RITA® winner and New York Times & USA Today bestselling author Susan Grant sweeps readers away to exciting new worlds in another romance and action-packed story!
Dreaming big on a dead-end world... Jemm Aves toils for a mining company by day, but at night she is a successful bajha player, disguised as a male to compete in the violent underworld of the colony’s fight clubs. Every win puts her one small step closer to her goal: saving enough to escape Barésh with her family. When a royal recruits her to be a star player for his team, her ruse proves to be her most perilous game yet when it puts both their lives—and her heart—at risk.
Prince Charming he was not... Prince Klark is eager to reverse his reputation as the black sheep of the Vedla clan. If his bajha team can win the galactic title it would go a long way toward restoring the family honor that his misdeeds tarnished. On Barésh, he tracks down an amateur who has risen to the top of the seedy world of street bajha, offering the commoner a chance of a lifetime: a way off that reeking space rock for good. But his new player comes with a scandalous secret that turns his plans and his beliefs upside down. He sets out to win a very different prize—his champion’s heart.
RITA® finalist *** Galaxy Award Winner
I’ve been a fan of Susan Grant since I first picked up a copy of The Legend of Banzai Maguire on a newsstand in 2004. I have read all her books, and I was thrilled to have the opportunity to read her latest work in advance and review it.
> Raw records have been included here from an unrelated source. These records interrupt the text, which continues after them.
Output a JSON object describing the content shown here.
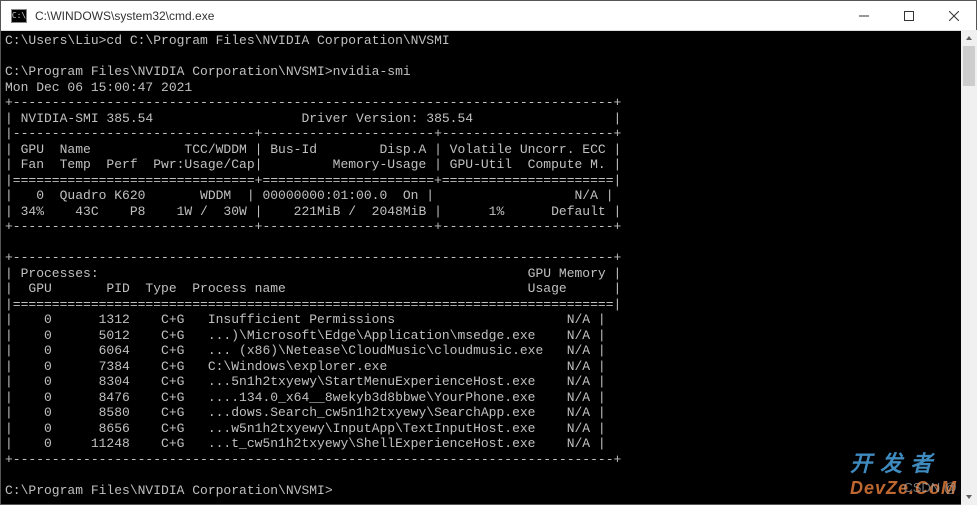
{
  "window": {
    "title": "C:\\WINDOWS\\system32\\cmd.exe"
  },
  "prompts": {
    "line1_path": "C:\\Users\\Liu>",
    "line1_cmd": "cd C:\\Program Files\\NVIDIA Corporation\\NVSMI",
    "line2_path": "C:\\Program Files\\NVIDIA Corporation\\NVSMI>",
    "line2_cmd": "nvidia-smi",
    "final_path": "C:\\Program Files\\NVIDIA Corporation\\NVSMI>"
  },
  "smi": {
    "timestamp": "Mon Dec 06 15:00:47 2021",
    "version_label": "NVIDIA-SMI 385.54",
    "driver_label": "Driver Version: 385.54",
    "header": {
      "col_gpu": "GPU",
      "col_name": "Name",
      "col_tccwddm": "TCC/WDDM",
      "col_fan": "Fan",
      "col_temp": "Temp",
      "col_perf": "Perf",
      "col_pwr": "Pwr:Usage/Cap",
      "col_busid": "Bus-Id",
      "col_dispa": "Disp.A",
      "col_memusage": "Memory-Usage",
      "col_volatile": "Volatile",
      "col_uncorr": "Uncorr. ECC",
      "col_gpuutil": "GPU-Util",
      "col_computem": "Compute M."
    },
    "gpu_row": {
      "idx": "0",
      "name": "Quadro K620",
      "mode": "WDDM",
      "busid": "00000000:01:00.0",
      "dispa": "On",
      "ecc": "N/A",
      "fan": "34%",
      "temp": "43C",
      "perf": "P8",
      "pwr_usage": "1W",
      "pwr_cap": "30W",
      "mem_used": "221MiB",
      "mem_total": "2048MiB",
      "util": "1%",
      "compute": "Default"
    },
    "proc_header": {
      "title": "Processes:",
      "mem": "GPU Memory",
      "gpu": "GPU",
      "pid": "PID",
      "type": "Type",
      "pname": "Process name",
      "usage": "Usage"
    },
    "processes": [
      {
        "gpu": "0",
        "pid": "1312",
        "type": "C+G",
        "name": "Insufficient Permissions",
        "mem": "N/A"
      },
      {
        "gpu": "0",
        "pid": "5012",
        "type": "C+G",
        "name": "...)\\Microsoft\\Edge\\Application\\msedge.exe",
        "mem": "N/A"
      },
      {
        "gpu": "0",
        "pid": "6064",
        "type": "C+G",
        "name": "... (x86)\\Netease\\CloudMusic\\cloudmusic.exe",
        "mem": "N/A"
      },
      {
        "gpu": "0",
        "pid": "7384",
        "type": "C+G",
        "name": "C:\\Windows\\explorer.exe",
        "mem": "N/A"
      },
      {
        "gpu": "0",
        "pid": "8304",
        "type": "C+G",
        "name": "...5n1h2txyewy\\StartMenuExperienceHost.exe",
        "mem": "N/A"
      },
      {
        "gpu": "0",
        "pid": "8476",
        "type": "C+G",
        "name": "....134.0_x64__8wekyb3d8bbwe\\YourPhone.exe",
        "mem": "N/A"
      },
      {
        "gpu": "0",
        "pid": "8580",
        "type": "C+G",
        "name": "...dows.Search_cw5n1h2txyewy\\SearchApp.exe",
        "mem": "N/A"
      },
      {
        "gpu": "0",
        "pid": "8656",
        "type": "C+G",
        "name": "...w5n1h2txyewy\\InputApp\\TextInputHost.exe",
        "mem": "N/A"
      },
      {
        "gpu": "0",
        "pid": "11248",
        "type": "C+G",
        "name": "...t_cw5n1h2txyewy\\ShellExperienceHost.exe",
        "mem": "N/A"
      }
    ]
  },
  "watermark": {
    "main": "开 发 者",
    "sub": "DevZe.CoM",
    "csdn": "CSDN @"
  }
}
The Champion of Baresh is very much in keeping with the rest of Ms. Grant’s Vash Nadah series: strong women flying against tradition in a heavily male-dominated society. Some of the sexual double standards, which I found quite “icky” in previous books, are downplayed in The Champion of Baresh, which was a plus for me. In its place, the disparity between privilege and poverty is managed with masterful attention to detail and just enough emphasis to make its points without being preachy. I did find it surprising that the class difference was not judged more harshly – or at least addressed more specifically – by more of the secondary characters among the Vash and their retainers towards the end of the book. Perhaps this represents progress in the development of the society, albeit perhaps more rapidly than real life social change occurs, but it might have been a bit more clearly explained.
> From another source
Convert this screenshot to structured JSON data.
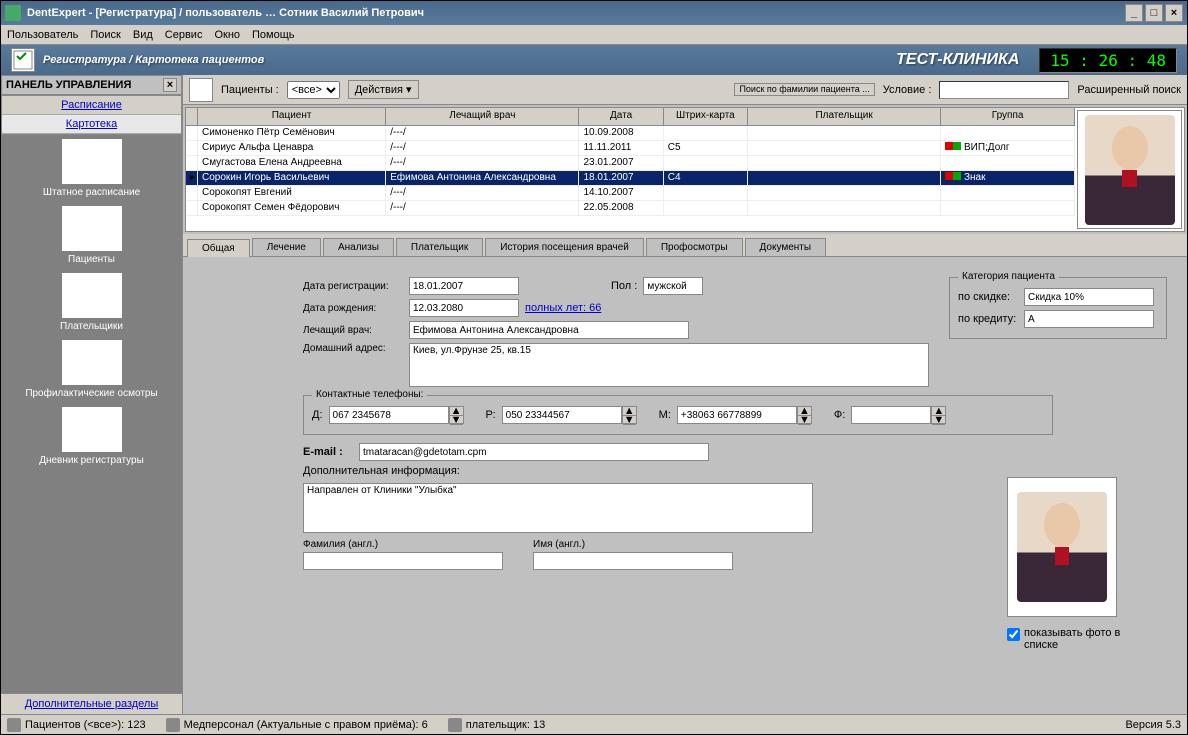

After his enigmatic appearances as a side character in The Star Prince and The Star Princess, I was delighted to see Klark Vedla get his own book and his own chance for a happily ever after. I was glad to finally see events from his perspective. His sense of Vash Nadah honor, isolation, and regret for his previous actions are compelling, and his willingness to admit and correct a mistake is admirable. I appreciated his growth of character across all three books. Jemm, of course, is lovely as a tough but sweet young woman trying to keep her family safe and healthy amid difficult circumstances. It’s refreshing to see a romance novel heroine who is not struggling with low self-esteem. I love the way she acts independently to solve her problems throughout the book, despite being slightly swept away as events move rapidly in unexpected directions.
The game of Bajha is an interesting combination of fencing and Blind Man’s Bluff, with aspects of meditation, steeped in centuries-long tradition of military honor, and followed with the fervor of modern football. Even as a dedicated non-sports fan, I enjoyed the descriptions of the various Bajha matches, which were original, detailed, and at times suspenseful. However, I have to admit, I never really “got” the fanaticism aspect of football (either American or European) even in real life, and therefore had a bit of difficulty seeing success in the sports arena as a convincing vehicle for Klark to counteract his galactic-level humiliation and restore his family honor. However, I know I’m in the minority on this, and I imagine it won’t be a problem for other readers.
To say The Champion of Baresh is not my favorite of all Susan Grant’s books is to say I prefer Chocolate Moose Tracks ice cream over Rocky Road. It still deserves 5 stars in my opinion, it’s still among my favorite books, and I will still read it over and over. And as always, my final question is… when can I buy the audiobook?
I received a free review copy of this book in exchange for an honest review.